“Since 1969, the people of West Papua have been deliberately and systematically subjected to slow motion genocide. . . by Indonesian military forces and yet Indonesia declares that the issue is an internal matter, while the U.S. Department of State recognizes and respects the territorial integrity of Indonesia.

“The truth is, this is no issue of territorial integrity or an internal matter [for Indonesia]. . .

West Papua was a former Dutch colony for years, just as East Timor was a former Portuguese colony, just as Indonesia was a former colony of the Netherlands. Because of its status as former colony, East Timor achieved its independence from Indonesia in 2003 through a referendum sanctioned by the United Nations despite Indonesia’s serious objections over East Timor’s right of self-determination.

“In contrast, in 1962, the United States pressured the Dutch to turn over control of West Papua to the United Nations. Under the U.S.-brokered deal, (then known as Ambassador Ellsworth Bunker’s proposal), Indonesia was to make arrangements with the assistance and participation of the United Nations to give Papuans an opportunity to determine whether they wish to become part of Indonesia or not.

“In what became known as ‘the Act of No Choice,’ carried out in 1969, 1,025 West Papuan elders under heavy military surveillance were selected to vote on behalf of some 800,000 West Papuans regarding the territory’s political status.
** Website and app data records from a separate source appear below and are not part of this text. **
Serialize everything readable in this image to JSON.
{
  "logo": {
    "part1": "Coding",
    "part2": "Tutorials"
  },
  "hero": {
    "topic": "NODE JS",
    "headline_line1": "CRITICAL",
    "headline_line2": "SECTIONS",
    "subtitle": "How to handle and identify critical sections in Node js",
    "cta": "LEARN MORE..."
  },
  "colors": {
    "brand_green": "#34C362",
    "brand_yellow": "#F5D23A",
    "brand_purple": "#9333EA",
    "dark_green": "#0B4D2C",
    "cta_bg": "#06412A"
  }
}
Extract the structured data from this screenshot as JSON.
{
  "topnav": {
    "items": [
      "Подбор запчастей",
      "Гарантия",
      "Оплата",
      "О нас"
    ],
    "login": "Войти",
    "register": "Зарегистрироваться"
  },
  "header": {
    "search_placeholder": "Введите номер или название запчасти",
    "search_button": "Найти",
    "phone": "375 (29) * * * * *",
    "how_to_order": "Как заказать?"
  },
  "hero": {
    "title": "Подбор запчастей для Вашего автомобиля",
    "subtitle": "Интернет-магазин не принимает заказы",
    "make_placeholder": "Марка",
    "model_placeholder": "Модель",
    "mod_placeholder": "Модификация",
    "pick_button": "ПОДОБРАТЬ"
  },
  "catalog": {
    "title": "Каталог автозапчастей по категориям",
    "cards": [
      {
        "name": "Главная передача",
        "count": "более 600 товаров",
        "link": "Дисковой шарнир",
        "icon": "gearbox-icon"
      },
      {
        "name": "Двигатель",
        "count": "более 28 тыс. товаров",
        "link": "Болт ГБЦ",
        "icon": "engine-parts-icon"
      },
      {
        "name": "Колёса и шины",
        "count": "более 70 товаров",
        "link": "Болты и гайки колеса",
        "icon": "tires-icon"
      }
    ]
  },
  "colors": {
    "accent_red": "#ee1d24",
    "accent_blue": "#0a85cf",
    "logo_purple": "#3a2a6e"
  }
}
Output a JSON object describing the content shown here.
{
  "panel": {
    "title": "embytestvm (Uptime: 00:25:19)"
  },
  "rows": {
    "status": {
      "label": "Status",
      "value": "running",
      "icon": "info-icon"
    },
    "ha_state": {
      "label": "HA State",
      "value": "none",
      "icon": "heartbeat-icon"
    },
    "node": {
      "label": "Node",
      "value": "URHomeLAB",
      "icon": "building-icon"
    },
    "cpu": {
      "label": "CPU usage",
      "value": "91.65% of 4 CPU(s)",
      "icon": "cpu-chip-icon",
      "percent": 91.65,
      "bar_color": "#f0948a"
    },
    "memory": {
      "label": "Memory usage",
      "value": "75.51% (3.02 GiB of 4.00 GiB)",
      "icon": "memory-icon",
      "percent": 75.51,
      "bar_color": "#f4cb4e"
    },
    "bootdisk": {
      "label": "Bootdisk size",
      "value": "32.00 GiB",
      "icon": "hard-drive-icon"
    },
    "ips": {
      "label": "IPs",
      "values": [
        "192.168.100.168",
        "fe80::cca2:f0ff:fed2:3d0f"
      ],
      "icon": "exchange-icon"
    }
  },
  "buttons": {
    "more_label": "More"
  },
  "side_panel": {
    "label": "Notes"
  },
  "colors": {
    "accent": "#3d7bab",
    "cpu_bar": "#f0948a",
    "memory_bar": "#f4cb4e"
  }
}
In spite of serious violations of the U.N. charter and no broad-based referendum,

West Papua was forced to become a part of Indonesia by the barrel of a gun.

“According to the Congressional Research Service, and I quote, “declassified documents released in July 2004 indicate that the United States supported Indonesia’s takeover of Papua and the lead up to the 1969 Act of Free Choice, even though it was understood that such a move was likely unpopular with the Papuans.

“The documents reportedly indicate that the United States estimated that between 85 and 90 percent of Papuans were opposed to Indonesian rule and that as a result the Indonesians were incapable of winning an open referendum at the time of Papua’s transition from Dutch colonial rule. Such steps were evidently considered necessary to maintain the support of Suharto’s Indonesia during the height of the Cold War,” end quote.

“Bluntly put, in exchange for Suharto’s anti-Communist stance, the United States expended the hopes and dreams and the lives of some 100,000 West Papuans who consequently died as a result of Indonesian military rule. . .

“While. . . there is strong indication that the Indonesian government has committed genocide against the West Papuans, I am disappointed that the U.S. Department of State requested that I omit the word genocide in the initial title I put forward for this hearing.

“The State Department requested a change in title based on the assertion that the word genocide is a legal term. . .

“But given U.S. complicity, it is little wonder that every administration wishes to distance itself from this ugliness.

“As Joseph Conrad wrote in his book “The Heart of Darkness”, I quote,

“the conquest of Europe, which mostly means taking away from those that have a different complexion or slightly flatter noses than ourselves, is not a pretty thing when you look into it too much,” . . .

“When you look into it too much, nothing about Indonesia’s ruthless brutality or U.S. complicity is a pretty thing.” . . .

Read the entire transcript of the hearing at


posted by:

Leave feedback

Spread the Word

Related Posts


, , , , , , ,

Leave a Comment